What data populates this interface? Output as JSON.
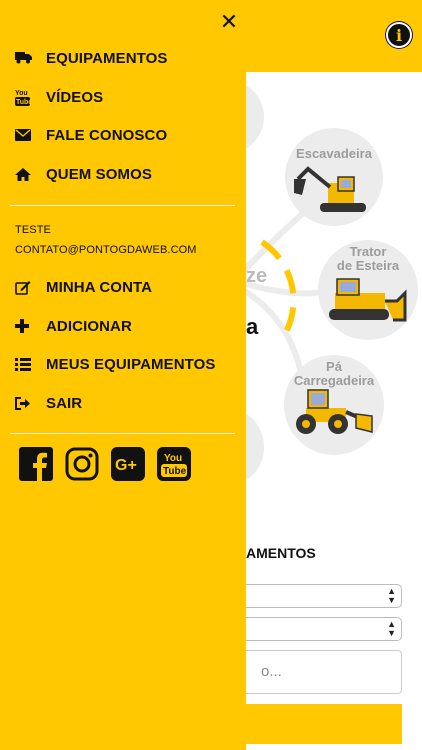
{
  "colors": {
    "accent": "#ffc800",
    "text": "#111111",
    "muted": "#9c9c9c"
  },
  "drawer": {
    "close_icon": "✕",
    "main_menu": [
      {
        "icon": "truck-icon",
        "label": "EQUIPAMENTOS"
      },
      {
        "icon": "youtube-icon",
        "label": "VÍDEOS"
      },
      {
        "icon": "envelope-icon",
        "label": "FALE CONOSCO"
      },
      {
        "icon": "home-icon",
        "label": "QUEM SOMOS"
      }
    ],
    "user": {
      "name": "TESTE",
      "email": "CONTATO@PONTOGDAWEB.COM"
    },
    "account_menu": [
      {
        "icon": "edit-icon",
        "label": "MINHA CONTA"
      },
      {
        "icon": "plus-icon",
        "label": "ADICIONAR"
      },
      {
        "icon": "list-icon",
        "label": "MEUS EQUIPAMENTOS"
      },
      {
        "icon": "sign-out-icon",
        "label": "SAIR"
      }
    ],
    "social": [
      "facebook-icon",
      "instagram-icon",
      "google-plus-icon",
      "youtube-icon"
    ]
  },
  "background": {
    "info_icon": "i",
    "equipment": [
      {
        "label": "Escavadeira"
      },
      {
        "label": "Trator\nde Esteira"
      },
      {
        "label": "Pá\nCarregadeira"
      }
    ],
    "partial_text_left": "a",
    "partial_text_center_1": "ze",
    "partial_text_center_2": "a",
    "section_title": "AMENTOS",
    "search_placeholder": "o..."
  }
}
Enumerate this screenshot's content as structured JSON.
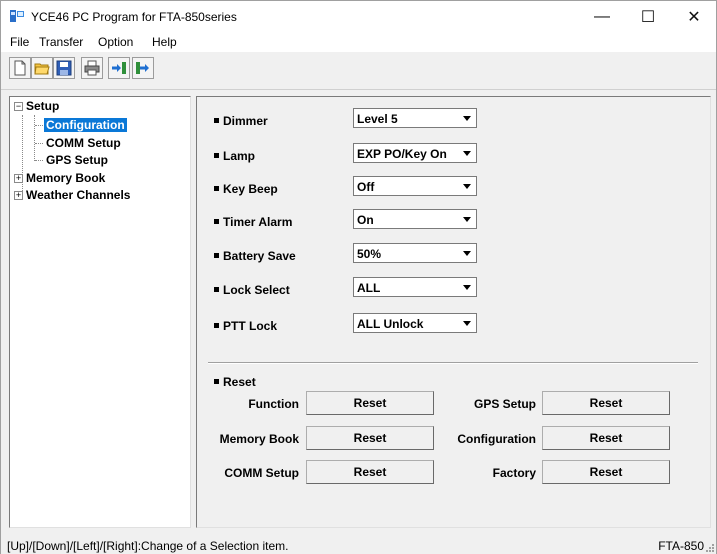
{
  "window": {
    "title": "YCE46 PC Program for FTA-850series",
    "minimize": "—",
    "maximize": "☐",
    "close": "✕"
  },
  "menu": [
    {
      "label": "File"
    },
    {
      "label": "Transfer"
    },
    {
      "label": "Option"
    },
    {
      "label": "Help"
    }
  ],
  "toolbar": {
    "icons": [
      "new-file-icon",
      "open-folder-icon",
      "save-icon",
      "print-icon",
      "read-from-radio-icon",
      "write-to-radio-icon"
    ]
  },
  "tree": {
    "setup": "Setup",
    "configuration": "Configuration",
    "comm_setup": "COMM Setup",
    "gps_setup": "GPS Setup",
    "memory_book": "Memory Book",
    "weather_channels": "Weather Channels",
    "collapse_symbol": "−",
    "expand_symbol": "+"
  },
  "settings": [
    {
      "label": "Dimmer",
      "value": "Level 5"
    },
    {
      "label": "Lamp",
      "value": "EXP PO/Key On"
    },
    {
      "label": "Key Beep",
      "value": "Off"
    },
    {
      "label": "Timer Alarm",
      "value": "On"
    },
    {
      "label": "Battery Save",
      "value": "50%"
    },
    {
      "label": "Lock Select",
      "value": "ALL"
    },
    {
      "label": "PTT Lock",
      "value": "ALL Unlock"
    }
  ],
  "reset": {
    "title": "Reset",
    "button_label": "Reset",
    "items": [
      {
        "label": "Function"
      },
      {
        "label": "GPS Setup"
      },
      {
        "label": "Memory Book"
      },
      {
        "label": "Configuration"
      },
      {
        "label": "COMM Setup"
      },
      {
        "label": "Factory"
      }
    ]
  },
  "status": {
    "text": "[Up]/[Down]/[Left]/[Right]:Change of a Selection item.",
    "model": "FTA-850"
  },
  "colors": {
    "selection": "#0a78d7"
  }
}
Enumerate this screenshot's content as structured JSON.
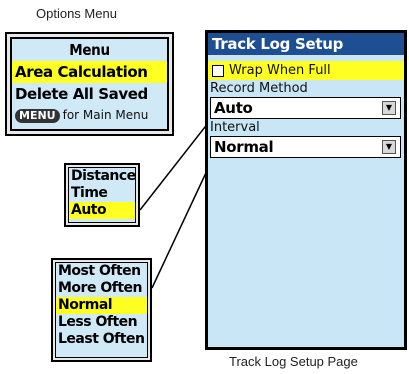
{
  "captions": {
    "options_menu": "Options Menu",
    "track_log_page": "Track Log Setup Page"
  },
  "options_menu": {
    "title": "Menu",
    "items": [
      "Area Calculation",
      "Delete All Saved"
    ],
    "selected_index": 0,
    "footer_button": "MENU",
    "footer_text": "for Main Menu"
  },
  "record_method_list": {
    "items": [
      "Distance",
      "Time",
      "Auto"
    ],
    "selected_index": 2
  },
  "interval_list": {
    "items": [
      "Most Often",
      "More Often",
      "Normal",
      "Less Often",
      "Least Often"
    ],
    "selected_index": 2
  },
  "track_log_setup": {
    "header": "Track Log Setup",
    "wrap_checkbox": {
      "label": "Wrap When Full",
      "checked": false
    },
    "record_method": {
      "label": "Record Method",
      "value": "Auto"
    },
    "interval": {
      "label": "Interval",
      "value": "Normal"
    }
  },
  "colors": {
    "header_blue": "#1e4f93",
    "highlight_yellow": "#ffff22",
    "screen_bg": "#c8e6f5"
  }
}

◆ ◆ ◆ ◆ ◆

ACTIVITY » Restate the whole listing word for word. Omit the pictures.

ANSWER BOX »
What data populates this interface? Output as JSON.
{
  "colors": {
    "accent": "#ffc800",
    "text": "#111111",
    "muted": "#9c9c9c"
  },
  "drawer": {
    "close_icon": "✕",
    "main_menu": [
      {
        "icon": "truck-icon",
        "label": "EQUIPAMENTOS"
      },
      {
        "icon": "youtube-icon",
        "label": "VÍDEOS"
      },
      {
        "icon": "envelope-icon",
        "label": "FALE CONOSCO"
      },
      {
        "icon": "home-icon",
        "label": "QUEM SOMOS"
      }
    ],
    "user": {
      "name": "TESTE",
      "email": "CONTATO@PONTOGDAWEB.COM"
    },
    "account_menu": [
      {
        "icon": "edit-icon",
        "label": "MINHA CONTA"
      },
      {
        "icon": "plus-icon",
        "label": "ADICIONAR"
      },
      {
        "icon": "list-icon",
        "label": "MEUS EQUIPAMENTOS"
      },
      {
        "icon": "sign-out-icon",
        "label": "SAIR"
      }
    ],
    "social": [
      "facebook-icon",
      "instagram-icon",
      "google-plus-icon",
      "youtube-icon"
    ]
  },
  "background": {
    "info_icon": "i",
    "equipment": [
      {
        "label": "Escavadeira"
      },
      {
        "label": "Trator\nde Esteira"
      },
      {
        "label": "Pá\nCarregadeira"
      }
    ],
    "partial_text_left": "a",
    "partial_text_center_1": "ze",
    "partial_text_center_2": "a",
    "section_title": "AMENTOS",
    "search_placeholder": "o..."
  }
}
Enumerate this screenshot's content as structured JSON.
{
  "window": {
    "title": "YCE46 PC Program for FTA-850series",
    "minimize": "—",
    "maximize": "☐",
    "close": "✕"
  },
  "menu": [
    {
      "label": "File"
    },
    {
      "label": "Transfer"
    },
    {
      "label": "Option"
    },
    {
      "label": "Help"
    }
  ],
  "toolbar": {
    "icons": [
      "new-file-icon",
      "open-folder-icon",
      "save-icon",
      "print-icon",
      "read-from-radio-icon",
      "write-to-radio-icon"
    ]
  },
  "tree": {
    "setup": "Setup",
    "configuration": "Configuration",
    "comm_setup": "COMM Setup",
    "gps_setup": "GPS Setup",
    "memory_book": "Memory Book",
    "weather_channels": "Weather Channels",
    "collapse_symbol": "−",
    "expand_symbol": "+"
  },
  "settings": [
    {
      "label": "Dimmer",
      "value": "Level 5"
    },
    {
      "label": "Lamp",
      "value": "EXP PO/Key On"
    },
    {
      "label": "Key Beep",
      "value": "Off"
    },
    {
      "label": "Timer Alarm",
      "value": "On"
    },
    {
      "label": "Battery Save",
      "value": "50%"
    },
    {
      "label": "Lock Select",
      "value": "ALL"
    },
    {
      "label": "PTT Lock",
      "value": "ALL Unlock"
    }
  ],
  "reset": {
    "title": "Reset",
    "button_label": "Reset",
    "items": [
      {
        "label": "Function"
      },
      {
        "label": "GPS Setup"
      },
      {
        "label": "Memory Book"
      },
      {
        "label": "Configuration"
      },
      {
        "label": "COMM Setup"
      },
      {
        "label": "Factory"
      }
    ]
  },
  "status": {
    "text": "[Up]/[Down]/[Left]/[Right]:Change of a Selection item.",
    "model": "FTA-850"
  },
  "colors": {
    "selection": "#0a78d7"
  }
}
Enumerate this screenshot's content as structured JSON.
{
  "captions": {
    "options_menu": "Options Menu",
    "track_log_page": "Track Log Setup Page"
  },
  "options_menu": {
    "title": "Menu",
    "items": [
      "Area Calculation",
      "Delete All Saved"
    ],
    "selected_index": 0,
    "footer_button": "MENU",
    "footer_text": "for Main Menu"
  },
  "record_method_list": {
    "items": [
      "Distance",
      "Time",
      "Auto"
    ],
    "selected_index": 2
  },
  "interval_list": {
    "items": [
      "Most Often",
      "More Often",
      "Normal",
      "Less Often",
      "Least Often"
    ],
    "selected_index": 2
  },
  "track_log_setup": {
    "header": "Track Log Setup",
    "wrap_checkbox": {
      "label": "Wrap When Full",
      "checked": false
    },
    "record_method": {
      "label": "Record Method",
      "value": "Auto"
    },
    "interval": {
      "label": "Interval",
      "value": "Normal"
    }
  },
  "colors": {
    "header_blue": "#1e4f93",
    "highlight_yellow": "#ffff22",
    "screen_bg": "#c8e6f5"
  }
}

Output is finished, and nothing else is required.